He also said he backs the department's findings that the town's white police force has been biased against African Americans.
On Friday, Obama told students at Benedict College — a majority black college in Columbia, South Carolina — that this week's Justice Department's report on Ferguson was very clear.
"What we saw was that the Ferguson police department, in conjunction with the municipality, saw traffic stops, arrests, tickets as a revenue generator as opposed to serving the community," he said. "And that it was systematically biased against African Americans in that city who were stopped, harassed, mistreated, abused, called names, fined."

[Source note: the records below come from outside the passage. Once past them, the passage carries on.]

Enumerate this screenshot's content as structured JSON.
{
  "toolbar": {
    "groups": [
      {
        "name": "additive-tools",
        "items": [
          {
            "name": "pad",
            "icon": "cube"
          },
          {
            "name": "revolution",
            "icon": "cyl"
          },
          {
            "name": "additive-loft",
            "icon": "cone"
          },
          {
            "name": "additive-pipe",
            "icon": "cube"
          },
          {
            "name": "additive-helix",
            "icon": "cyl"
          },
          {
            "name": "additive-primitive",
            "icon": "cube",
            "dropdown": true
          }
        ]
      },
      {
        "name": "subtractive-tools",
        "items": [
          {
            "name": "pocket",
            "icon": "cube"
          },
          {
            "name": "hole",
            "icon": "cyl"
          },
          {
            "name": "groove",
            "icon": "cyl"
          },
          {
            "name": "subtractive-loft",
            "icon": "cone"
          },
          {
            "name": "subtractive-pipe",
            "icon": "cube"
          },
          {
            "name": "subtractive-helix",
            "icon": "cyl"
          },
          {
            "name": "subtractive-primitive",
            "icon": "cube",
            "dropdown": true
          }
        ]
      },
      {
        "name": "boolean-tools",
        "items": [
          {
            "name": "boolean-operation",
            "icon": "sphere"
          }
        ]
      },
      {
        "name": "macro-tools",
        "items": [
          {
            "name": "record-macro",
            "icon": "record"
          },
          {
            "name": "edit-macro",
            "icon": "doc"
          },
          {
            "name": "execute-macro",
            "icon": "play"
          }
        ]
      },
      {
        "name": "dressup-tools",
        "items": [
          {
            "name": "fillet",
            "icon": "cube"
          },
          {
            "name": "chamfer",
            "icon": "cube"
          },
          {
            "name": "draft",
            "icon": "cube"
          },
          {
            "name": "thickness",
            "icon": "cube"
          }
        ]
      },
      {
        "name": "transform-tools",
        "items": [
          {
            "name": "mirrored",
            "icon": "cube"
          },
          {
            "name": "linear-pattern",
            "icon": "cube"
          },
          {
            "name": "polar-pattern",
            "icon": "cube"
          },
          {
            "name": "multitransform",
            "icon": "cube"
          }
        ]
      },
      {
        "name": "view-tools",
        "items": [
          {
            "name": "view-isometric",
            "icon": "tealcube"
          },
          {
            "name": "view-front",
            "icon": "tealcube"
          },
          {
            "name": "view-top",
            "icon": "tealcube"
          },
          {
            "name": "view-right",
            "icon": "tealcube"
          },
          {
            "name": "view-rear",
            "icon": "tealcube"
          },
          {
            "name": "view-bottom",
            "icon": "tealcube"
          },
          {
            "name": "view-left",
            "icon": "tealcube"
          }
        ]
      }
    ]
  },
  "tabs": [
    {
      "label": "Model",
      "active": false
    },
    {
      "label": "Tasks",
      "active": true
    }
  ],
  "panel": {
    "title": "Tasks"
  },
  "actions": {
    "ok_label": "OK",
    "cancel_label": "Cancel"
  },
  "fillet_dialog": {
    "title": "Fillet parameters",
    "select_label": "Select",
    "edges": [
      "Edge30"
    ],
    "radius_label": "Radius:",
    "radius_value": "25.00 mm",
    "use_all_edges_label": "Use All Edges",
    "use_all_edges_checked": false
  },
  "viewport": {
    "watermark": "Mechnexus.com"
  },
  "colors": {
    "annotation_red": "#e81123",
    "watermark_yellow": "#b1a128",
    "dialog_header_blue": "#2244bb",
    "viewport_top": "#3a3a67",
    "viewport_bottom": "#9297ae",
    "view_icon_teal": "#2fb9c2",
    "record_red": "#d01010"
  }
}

The president said Ferguson will now have to decide to fix what is broken or face a possible lawsuit by the Justice Department.
Earlier Friday, Obama told radio talkshow host Joe Madison that racial bias in Ferguson was not isolated.
"There are circumstances in which trust between communities and law enforcement have broken down, and individuals or entire departments may not have the training or accountability to make sure that they're protecting and serving all people and not just some," the president said.
Ferguson, a St. Louis suburb, erupted in violence last August when white officer Darren Wilson shot and killed Michael Brown in a confrontation after the teen was suspected of shoplifting.
Meanwhile, President Obama will lead a march Saturday commemorating the 50th anniversary of the march across the Edmund Pettus Bridge, in Selma, Alabama — one of the most violent incidents of the civil rights movement of the 1960s.
The president told Joe Madison that there is still much to be accomplished on the civil rights front. He said he believes gay rights and lifting the threat of deportation against some illegal immigrants are civil rights issues.
He also said many members of the black community disenfranchise themselves by not voting in elections — something he says does not live up to the legacy of Selma.
On March 7, 1965, millions of television viewers watched as police beat hundreds of civil rights marchers as they tried to cross the Edmund Pettus Bridge outside Selma, Alabama — the first leg of a march from Selma to the state capital of Montgomery.
A week after the incident, President Lyndon Johnson asked a joint session of Congress to pass a voting rights law.